A dash of rosemary. A hint of mint. A sprig of basil. Common herbs and spices used to make foods taste good might also be good for you.
Although most people use herbs and spices, many are unaware that these plant foods are also powerful sources of antioxidants that may have disease fighting capabilities, according to the results of a recent national survey conducted by an independent polling organization and sponsored by Gourmet Garden.
“While we’ve known for a long time that fruits and vegetables and other plant foods are high in antioxidants, herbs and spices have been overlooked as a potentially powerful source of antioxidants, vitamins and minerals,” said Dr. David Heber, Director, UCLA Center for Human Nutrition.
New research that studied the antioxidant concentration in more than 1,000 foods and beverages commonly consumed in the US shows that herbs and spices are actually higher in antioxidants capacity compared to many fruits and vegetables on an ounce-per-ounce basis. The study, by a collaboration of Norwegian and US scientists, reported that cloves have the highest antioxidant content follower by oregano, ginger, cinnamon and turmeric.
“Emerging research suggest that herbs and spices may aid in the prevention of cardiovascular disease and cancer, and the high levels of antioxidants an phytonutrients found in herbs and spices may boost the antioxidant properties of other healthy foods as well,” said Dr. Heber.

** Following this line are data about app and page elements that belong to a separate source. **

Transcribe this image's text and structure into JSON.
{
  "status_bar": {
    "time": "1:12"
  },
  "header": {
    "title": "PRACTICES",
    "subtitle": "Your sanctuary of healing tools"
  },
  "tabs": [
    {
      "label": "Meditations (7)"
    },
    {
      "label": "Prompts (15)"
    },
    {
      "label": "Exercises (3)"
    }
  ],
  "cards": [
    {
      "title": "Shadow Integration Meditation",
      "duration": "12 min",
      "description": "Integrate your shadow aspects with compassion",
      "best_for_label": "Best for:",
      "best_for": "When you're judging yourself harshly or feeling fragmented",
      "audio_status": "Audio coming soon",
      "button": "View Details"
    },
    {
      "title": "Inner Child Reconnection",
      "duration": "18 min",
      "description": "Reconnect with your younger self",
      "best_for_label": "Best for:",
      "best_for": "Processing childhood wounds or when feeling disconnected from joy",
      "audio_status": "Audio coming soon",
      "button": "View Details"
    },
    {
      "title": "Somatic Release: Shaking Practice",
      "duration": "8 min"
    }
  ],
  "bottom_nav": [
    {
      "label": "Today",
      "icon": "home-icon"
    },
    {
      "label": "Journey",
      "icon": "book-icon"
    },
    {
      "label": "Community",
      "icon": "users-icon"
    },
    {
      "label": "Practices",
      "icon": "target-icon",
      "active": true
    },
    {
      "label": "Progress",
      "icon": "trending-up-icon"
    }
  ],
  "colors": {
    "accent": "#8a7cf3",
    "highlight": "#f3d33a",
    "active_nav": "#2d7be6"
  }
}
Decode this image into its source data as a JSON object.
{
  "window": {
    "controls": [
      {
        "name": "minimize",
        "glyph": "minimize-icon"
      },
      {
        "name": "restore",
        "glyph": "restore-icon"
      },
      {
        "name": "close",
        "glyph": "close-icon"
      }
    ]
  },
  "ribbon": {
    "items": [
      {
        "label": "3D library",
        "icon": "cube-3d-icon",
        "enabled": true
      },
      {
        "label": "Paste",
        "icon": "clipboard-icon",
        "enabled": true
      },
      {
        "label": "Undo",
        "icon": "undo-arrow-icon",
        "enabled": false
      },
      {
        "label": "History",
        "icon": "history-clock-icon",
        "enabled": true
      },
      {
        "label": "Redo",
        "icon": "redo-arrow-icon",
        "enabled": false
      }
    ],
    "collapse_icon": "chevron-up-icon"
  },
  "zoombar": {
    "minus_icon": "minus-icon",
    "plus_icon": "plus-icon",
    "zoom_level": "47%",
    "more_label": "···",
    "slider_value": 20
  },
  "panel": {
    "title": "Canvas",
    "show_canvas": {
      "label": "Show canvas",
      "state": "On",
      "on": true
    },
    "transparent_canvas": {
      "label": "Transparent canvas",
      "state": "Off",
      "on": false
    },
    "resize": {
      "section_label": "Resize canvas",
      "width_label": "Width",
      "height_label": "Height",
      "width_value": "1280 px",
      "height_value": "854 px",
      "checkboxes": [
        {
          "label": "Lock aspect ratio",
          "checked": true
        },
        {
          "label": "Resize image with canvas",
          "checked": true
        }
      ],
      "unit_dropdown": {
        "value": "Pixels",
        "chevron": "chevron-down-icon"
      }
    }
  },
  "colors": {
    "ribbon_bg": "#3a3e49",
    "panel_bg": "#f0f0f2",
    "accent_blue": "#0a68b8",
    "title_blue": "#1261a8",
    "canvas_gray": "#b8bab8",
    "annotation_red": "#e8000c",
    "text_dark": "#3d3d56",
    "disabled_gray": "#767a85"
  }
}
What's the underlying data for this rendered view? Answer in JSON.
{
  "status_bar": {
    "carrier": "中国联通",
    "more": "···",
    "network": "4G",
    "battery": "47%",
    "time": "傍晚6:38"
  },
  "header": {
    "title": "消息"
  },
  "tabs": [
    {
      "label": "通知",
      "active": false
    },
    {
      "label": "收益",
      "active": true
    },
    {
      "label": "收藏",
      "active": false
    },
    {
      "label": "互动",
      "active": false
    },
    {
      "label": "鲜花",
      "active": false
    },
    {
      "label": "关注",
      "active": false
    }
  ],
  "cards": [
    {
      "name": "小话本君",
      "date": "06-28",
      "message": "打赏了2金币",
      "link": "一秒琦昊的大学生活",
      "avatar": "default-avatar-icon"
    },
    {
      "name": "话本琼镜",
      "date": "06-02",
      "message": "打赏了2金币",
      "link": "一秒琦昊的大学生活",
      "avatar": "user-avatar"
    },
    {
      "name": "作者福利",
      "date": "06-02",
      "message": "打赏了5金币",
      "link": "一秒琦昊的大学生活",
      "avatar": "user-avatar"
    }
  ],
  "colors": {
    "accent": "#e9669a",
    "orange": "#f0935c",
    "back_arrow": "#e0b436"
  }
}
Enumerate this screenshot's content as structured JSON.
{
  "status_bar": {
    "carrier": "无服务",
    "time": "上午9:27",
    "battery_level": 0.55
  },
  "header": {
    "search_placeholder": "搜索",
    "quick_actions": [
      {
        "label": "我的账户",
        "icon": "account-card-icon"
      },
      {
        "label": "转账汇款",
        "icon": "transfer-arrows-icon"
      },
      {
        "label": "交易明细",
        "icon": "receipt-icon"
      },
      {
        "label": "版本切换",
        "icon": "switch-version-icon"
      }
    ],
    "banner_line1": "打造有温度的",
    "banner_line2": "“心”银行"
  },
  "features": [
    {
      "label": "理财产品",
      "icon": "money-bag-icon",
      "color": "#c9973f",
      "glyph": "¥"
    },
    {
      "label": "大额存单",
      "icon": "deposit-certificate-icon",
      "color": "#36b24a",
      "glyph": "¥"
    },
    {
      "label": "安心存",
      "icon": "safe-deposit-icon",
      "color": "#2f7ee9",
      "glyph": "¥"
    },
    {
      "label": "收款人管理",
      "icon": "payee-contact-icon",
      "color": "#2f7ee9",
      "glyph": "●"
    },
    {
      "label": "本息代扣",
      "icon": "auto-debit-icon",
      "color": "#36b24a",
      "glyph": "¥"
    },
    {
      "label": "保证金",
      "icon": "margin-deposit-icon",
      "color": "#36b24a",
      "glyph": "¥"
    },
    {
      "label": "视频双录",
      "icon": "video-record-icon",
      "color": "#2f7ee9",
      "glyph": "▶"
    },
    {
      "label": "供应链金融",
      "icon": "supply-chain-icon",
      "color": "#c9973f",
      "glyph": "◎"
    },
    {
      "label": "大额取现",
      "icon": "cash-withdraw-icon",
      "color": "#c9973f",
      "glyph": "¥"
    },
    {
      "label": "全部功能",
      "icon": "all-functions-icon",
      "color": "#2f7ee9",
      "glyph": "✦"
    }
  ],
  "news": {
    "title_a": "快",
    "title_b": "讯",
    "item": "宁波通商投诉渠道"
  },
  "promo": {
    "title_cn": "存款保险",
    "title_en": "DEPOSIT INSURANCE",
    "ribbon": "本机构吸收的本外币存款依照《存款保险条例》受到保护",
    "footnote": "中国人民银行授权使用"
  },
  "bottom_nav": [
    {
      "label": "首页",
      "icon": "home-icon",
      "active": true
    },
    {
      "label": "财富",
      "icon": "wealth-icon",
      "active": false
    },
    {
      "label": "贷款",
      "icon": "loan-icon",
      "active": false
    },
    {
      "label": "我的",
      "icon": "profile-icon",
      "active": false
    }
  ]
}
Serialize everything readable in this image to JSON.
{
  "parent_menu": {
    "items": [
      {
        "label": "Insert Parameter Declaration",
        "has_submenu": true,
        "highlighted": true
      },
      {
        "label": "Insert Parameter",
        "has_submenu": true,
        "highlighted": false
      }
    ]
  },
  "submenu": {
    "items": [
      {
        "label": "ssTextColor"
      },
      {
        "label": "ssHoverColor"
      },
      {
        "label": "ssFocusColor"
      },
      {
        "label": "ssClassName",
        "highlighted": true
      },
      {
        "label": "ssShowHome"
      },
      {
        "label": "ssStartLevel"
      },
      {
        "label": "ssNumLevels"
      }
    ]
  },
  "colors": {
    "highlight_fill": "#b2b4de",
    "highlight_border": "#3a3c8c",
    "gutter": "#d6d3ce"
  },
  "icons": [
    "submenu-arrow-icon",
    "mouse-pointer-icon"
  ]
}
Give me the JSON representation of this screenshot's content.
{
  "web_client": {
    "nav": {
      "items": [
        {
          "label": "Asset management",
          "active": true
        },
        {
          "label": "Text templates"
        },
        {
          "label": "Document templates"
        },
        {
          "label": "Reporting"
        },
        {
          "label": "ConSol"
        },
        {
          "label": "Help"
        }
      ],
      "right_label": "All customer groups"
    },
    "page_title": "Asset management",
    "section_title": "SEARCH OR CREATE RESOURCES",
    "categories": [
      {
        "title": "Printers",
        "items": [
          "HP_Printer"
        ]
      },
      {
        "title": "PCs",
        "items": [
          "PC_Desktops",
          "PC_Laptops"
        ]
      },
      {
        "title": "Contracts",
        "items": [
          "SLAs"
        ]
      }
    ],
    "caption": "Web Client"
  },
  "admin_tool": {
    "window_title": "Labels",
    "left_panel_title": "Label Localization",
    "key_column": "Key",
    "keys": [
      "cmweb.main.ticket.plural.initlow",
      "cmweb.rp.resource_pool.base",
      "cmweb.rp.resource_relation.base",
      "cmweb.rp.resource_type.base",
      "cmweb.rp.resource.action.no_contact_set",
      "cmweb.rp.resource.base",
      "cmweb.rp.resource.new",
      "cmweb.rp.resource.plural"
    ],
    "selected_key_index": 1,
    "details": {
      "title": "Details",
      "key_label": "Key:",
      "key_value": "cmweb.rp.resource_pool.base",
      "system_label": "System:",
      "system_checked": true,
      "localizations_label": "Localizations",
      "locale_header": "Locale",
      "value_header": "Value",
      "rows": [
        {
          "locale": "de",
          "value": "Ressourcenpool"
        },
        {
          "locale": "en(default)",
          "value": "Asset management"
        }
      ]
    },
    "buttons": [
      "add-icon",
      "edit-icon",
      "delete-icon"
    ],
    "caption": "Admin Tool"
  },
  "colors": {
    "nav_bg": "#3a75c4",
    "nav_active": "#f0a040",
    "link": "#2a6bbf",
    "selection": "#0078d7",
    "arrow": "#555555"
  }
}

In fact, one study found that adding herbs and spices increase the antioxidant capacity of the meal by 200%
CINNAMON: helps soothe mild gastrointestinal conditions such as bloating
GARLIC: may reduce the risk of heart disease by decreasing blood cholesterol, preventing clogged arteries, and lowering blood pressure; it also may reduce cancer risk.
GINGER: quells nausea and vomiting caused by motion sickness or digestive problems.
FENNEL SEED: offers relief from gas, mild GI cramping and just feeling stuffed-thus the seeds offered at the end of Indian meals.